-- Information follows --
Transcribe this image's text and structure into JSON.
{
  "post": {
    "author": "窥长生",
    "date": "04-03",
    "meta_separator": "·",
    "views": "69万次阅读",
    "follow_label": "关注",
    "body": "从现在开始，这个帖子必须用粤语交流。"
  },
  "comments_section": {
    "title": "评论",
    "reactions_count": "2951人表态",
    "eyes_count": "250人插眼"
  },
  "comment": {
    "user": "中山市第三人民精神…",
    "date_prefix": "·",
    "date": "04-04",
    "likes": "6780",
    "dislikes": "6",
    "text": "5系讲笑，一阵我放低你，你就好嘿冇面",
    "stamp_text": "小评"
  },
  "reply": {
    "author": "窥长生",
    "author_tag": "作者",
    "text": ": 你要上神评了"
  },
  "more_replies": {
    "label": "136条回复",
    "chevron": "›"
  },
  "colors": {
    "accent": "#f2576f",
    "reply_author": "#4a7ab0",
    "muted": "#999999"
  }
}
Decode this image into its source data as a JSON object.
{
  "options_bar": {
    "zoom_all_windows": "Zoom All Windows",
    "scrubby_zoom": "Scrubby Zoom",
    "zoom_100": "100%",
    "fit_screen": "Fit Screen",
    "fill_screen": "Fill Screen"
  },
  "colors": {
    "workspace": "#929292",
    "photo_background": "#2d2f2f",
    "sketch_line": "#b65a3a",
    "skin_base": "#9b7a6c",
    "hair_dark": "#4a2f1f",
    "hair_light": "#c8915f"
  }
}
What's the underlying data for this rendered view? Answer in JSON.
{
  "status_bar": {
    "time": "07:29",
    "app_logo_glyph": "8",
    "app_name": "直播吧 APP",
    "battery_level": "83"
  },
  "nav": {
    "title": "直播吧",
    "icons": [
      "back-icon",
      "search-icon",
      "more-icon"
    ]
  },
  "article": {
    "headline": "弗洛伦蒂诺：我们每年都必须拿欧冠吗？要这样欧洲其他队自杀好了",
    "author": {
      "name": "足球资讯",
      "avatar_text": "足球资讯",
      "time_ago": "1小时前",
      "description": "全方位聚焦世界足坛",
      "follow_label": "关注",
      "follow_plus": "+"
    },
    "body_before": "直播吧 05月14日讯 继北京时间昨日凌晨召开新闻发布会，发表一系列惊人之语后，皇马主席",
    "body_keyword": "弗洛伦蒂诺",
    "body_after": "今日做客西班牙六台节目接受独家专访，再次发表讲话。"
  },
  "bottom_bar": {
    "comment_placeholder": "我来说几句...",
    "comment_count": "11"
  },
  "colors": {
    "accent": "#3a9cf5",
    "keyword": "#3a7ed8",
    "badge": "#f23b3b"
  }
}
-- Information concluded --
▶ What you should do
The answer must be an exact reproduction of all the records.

▶ Solution
Transcribe this image's text and structure into JSON.
{
  "post": {
    "author": "窥长生",
    "date": "04-03",
    "meta_separator": "·",
    "views": "69万次阅读",
    "follow_label": "关注",
    "body": "从现在开始，这个帖子必须用粤语交流。"
  },
  "comments_section": {
    "title": "评论",
    "reactions_count": "2951人表态",
    "eyes_count": "250人插眼"
  },
  "comment": {
    "user": "中山市第三人民精神…",
    "date_prefix": "·",
    "date": "04-04",
    "likes": "6780",
    "dislikes": "6",
    "text": "5系讲笑，一阵我放低你，你就好嘿冇面",
    "stamp_text": "小评"
  },
  "reply": {
    "author": "窥长生",
    "author_tag": "作者",
    "text": ": 你要上神评了"
  },
  "more_replies": {
    "label": "136条回复",
    "chevron": "›"
  },
  "colors": {
    "accent": "#f2576f",
    "reply_author": "#4a7ab0",
    "muted": "#999999"
  }
}
Decode this image into its source data as a JSON object.
{
  "options_bar": {
    "zoom_all_windows": "Zoom All Windows",
    "scrubby_zoom": "Scrubby Zoom",
    "zoom_100": "100%",
    "fit_screen": "Fit Screen",
    "fill_screen": "Fill Screen"
  },
  "colors": {
    "workspace": "#929292",
    "photo_background": "#2d2f2f",
    "sketch_line": "#b65a3a",
    "skin_base": "#9b7a6c",
    "hair_dark": "#4a2f1f",
    "hair_light": "#c8915f"
  }
}
What's the underlying data for this rendered view? Answer in JSON.
{
  "status_bar": {
    "time": "07:29",
    "app_logo_glyph": "8",
    "app_name": "直播吧 APP",
    "battery_level": "83"
  },
  "nav": {
    "title": "直播吧",
    "icons": [
      "back-icon",
      "search-icon",
      "more-icon"
    ]
  },
  "article": {
    "headline": "弗洛伦蒂诺：我们每年都必须拿欧冠吗？要这样欧洲其他队自杀好了",
    "author": {
      "name": "足球资讯",
      "avatar_text": "足球资讯",
      "time_ago": "1小时前",
      "description": "全方位聚焦世界足坛",
      "follow_label": "关注",
      "follow_plus": "+"
    },
    "body_before": "直播吧 05月14日讯 继北京时间昨日凌晨召开新闻发布会，发表一系列惊人之语后，皇马主席",
    "body_keyword": "弗洛伦蒂诺",
    "body_after": "今日做客西班牙六台节目接受独家专访，再次发表讲话。"
  },
  "bottom_bar": {
    "comment_placeholder": "我来说几句...",
    "comment_count": "11"
  },
  "colors": {
    "accent": "#3a9cf5",
    "keyword": "#3a7ed8",
    "badge": "#f23b3b"
  }
}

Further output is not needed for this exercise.